Lisa Patrick earned a master’s degree in the online Diversity and Equity program in the Department of Education Policy, Organization and Leadership. She serves as the operations manager for Adult Education and Community Services for Boston Public Schools. Their mission is to provide a variety of high quality educational services to parents, children, employees, and other Boston residents to develop their educational status, political status, economic status, and lives. 

Abbey Storey was awarded a bachelor's degree from the Department of Special Education. She plans to teach special education in the western suburbs of Chicago. In 2011 she pursued a paraprofessional license to become a teaching assistant so that she could continue to work in classrooms in the summers in order to perfect her teaching skills. 

James Scholars and Bronze Tablet Scholars recognized

The College recognized its 35 James Scholar graduates, acknowledging their talents as outstanding students. The program provides students with unique learning opportunities to enrich their educational experience.

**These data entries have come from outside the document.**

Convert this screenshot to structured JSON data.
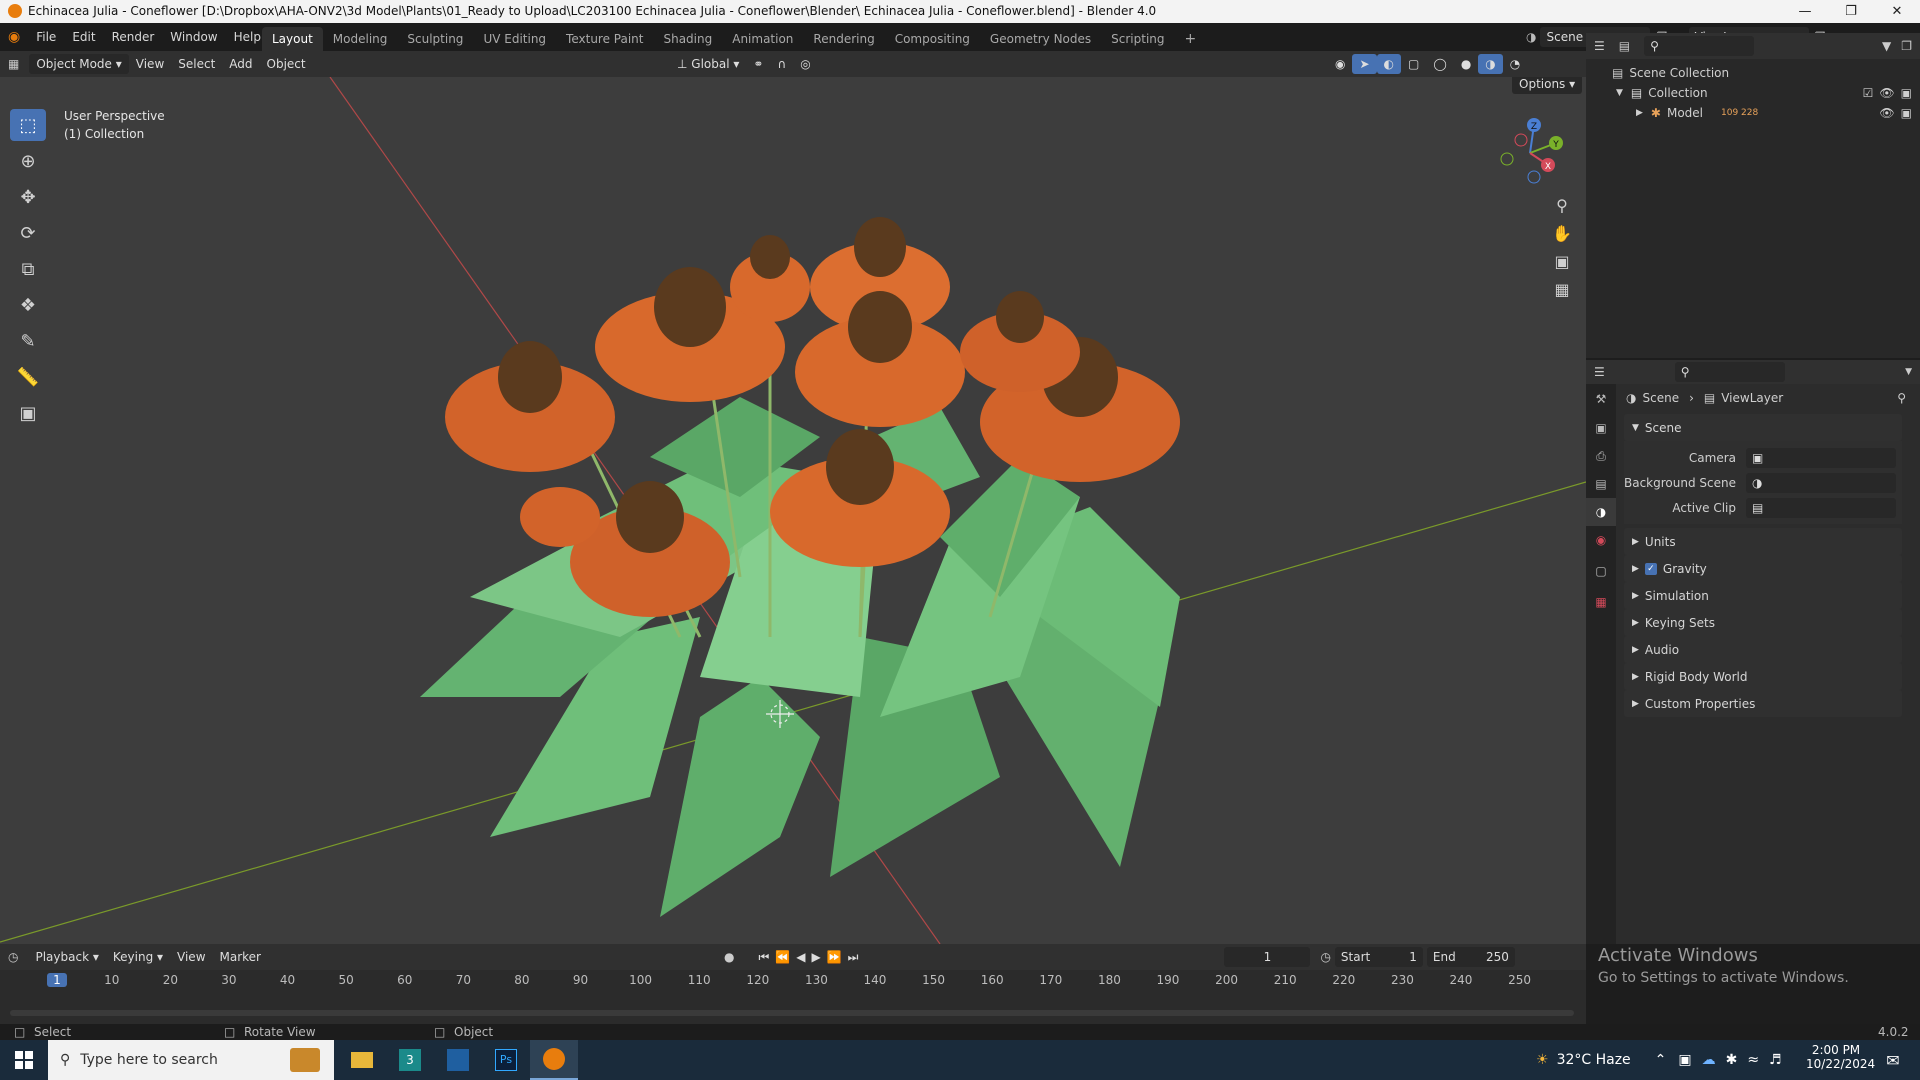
{
  "title_bar": {
    "text": "Echinacea Julia - Coneflower [D:\\Dropbox\\AHA-ONV2\\3d Model\\Plants\\01_Ready to Upload\\LC203100 Echinacea Julia - Coneflower\\Blender\\ Echinacea Julia - Coneflower.blend] - Blender 4.0"
  },
  "menu": {
    "file": "File",
    "edit": "Edit",
    "render": "Render",
    "window": "Window",
    "help": "Help"
  },
  "workspaces": [
    "Layout",
    "Modeling",
    "Sculpting",
    "UV Editing",
    "Texture Paint",
    "Shading",
    "Animation",
    "Rendering",
    "Compositing",
    "Geometry Nodes",
    "Scripting"
  ],
  "scene_selector": {
    "scene": "Scene",
    "view_layer": "ViewLayer"
  },
  "viewport_header": {
    "mode": "Object Mode",
    "view": "View",
    "select": "Select",
    "add": "Add",
    "object": "Object",
    "orientation": "Global",
    "options": "Options"
  },
  "viewport": {
    "perspective": "User Perspective",
    "collection": "(1) Collection"
  },
  "gizmo": {
    "x": "X",
    "y": "Y",
    "z": "Z"
  },
  "outliner": {
    "scene_collection": "Scene Collection",
    "collection": "Collection",
    "model": "Model",
    "model_badge": "109 228"
  },
  "properties": {
    "breadcrumb_scene": "Scene",
    "breadcrumb_viewlayer": "ViewLayer",
    "scene_panel": "Scene",
    "camera": "Camera",
    "background_scene": "Background Scene",
    "active_clip": "Active Clip",
    "panels": [
      "Units",
      "Gravity",
      "Simulation",
      "Keying Sets",
      "Audio",
      "Rigid Body World",
      "Custom Properties"
    ]
  },
  "timeline": {
    "playback": "Playback",
    "keying": "Keying",
    "view": "View",
    "marker": "Marker",
    "current_frame": "1",
    "start_label": "Start",
    "start": "1",
    "end_label": "End",
    "end": "250",
    "ticks": [
      "1",
      "10",
      "20",
      "30",
      "40",
      "50",
      "60",
      "70",
      "80",
      "90",
      "100",
      "110",
      "120",
      "130",
      "140",
      "150",
      "160",
      "170",
      "180",
      "190",
      "200",
      "210",
      "220",
      "230",
      "240",
      "250"
    ]
  },
  "activate_windows": {
    "title": "Activate Windows",
    "subtitle": "Go to Settings to activate Windows."
  },
  "status_bar": {
    "select": "Select",
    "rotate": "Rotate View",
    "object": "Object",
    "version": "4.0.2"
  },
  "taskbar": {
    "search_placeholder": "Type here to search",
    "weather": "32°C  Haze",
    "time": "2:00 PM",
    "date": "10/22/2024"
  },
  "colors": {
    "accent": "#4772b3",
    "viewport_bg": "#3d3d3d",
    "petal": "#d8692c",
    "leaf": "#6fbf7a"
  }
}
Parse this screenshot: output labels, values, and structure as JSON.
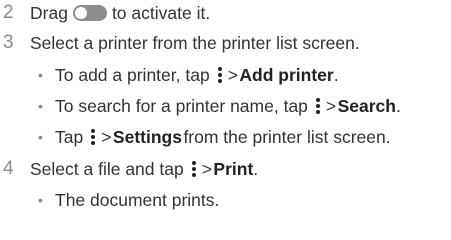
{
  "steps": [
    {
      "number": "2",
      "text_before": "Drag",
      "text_after": "to activate it."
    },
    {
      "number": "3",
      "text": "Select a printer from the printer list screen.",
      "bullets": [
        {
          "bullet": "•",
          "before": "To add a printer, tap",
          "arrow": ">",
          "bold": "Add printer",
          "after": "."
        },
        {
          "bullet": "•",
          "before": "To search for a printer name, tap",
          "arrow": ">",
          "bold": "Search",
          "after": "."
        },
        {
          "bullet": "•",
          "before": "Tap",
          "arrow": ">",
          "bold": "Settings",
          "after": "from the printer list screen."
        }
      ]
    },
    {
      "number": "4",
      "text_before": "Select a file and tap",
      "arrow": ">",
      "bold": "Print",
      "text_after": ".",
      "bullets": [
        {
          "bullet": "•",
          "text": "The document prints."
        }
      ]
    }
  ],
  "icons": {
    "toggle": "toggle-switch-icon",
    "menu": "more-options-icon"
  }
}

Lastly, Bronze Tablet scholars were also recognized. Those students, whose names will be inscribed on the University's Bronze Tablets, held at least a 3.5 cumulative grade point average through the academic term prior to graduation and ranked in the top three percent of students in their graduating class. The College of Education's Bronze Tablet honorees were Mark Brown, Elizabeth Curtin, Pamela Hochwert, Rachel King, Margaret Miller, and Marian Stauder.

Professors deliver addresses at other university ceremonies

Two faculty members from the College of Education shared their wisdom and insight with graduates when they spoke at commencement ceremonies the same weekend. James Anderson, executive associate dean, Gutgsell Professor, and head of the Department of Education Policy, Organization and Leadership, was invited to address graduates during ceremonies for Howard University's College of Education. Dorothy Espelage, professor of Educational Psychology, was asked to share her reflections during the Psychology Department's convocation at her alma mater, Virginia Commonwealth University.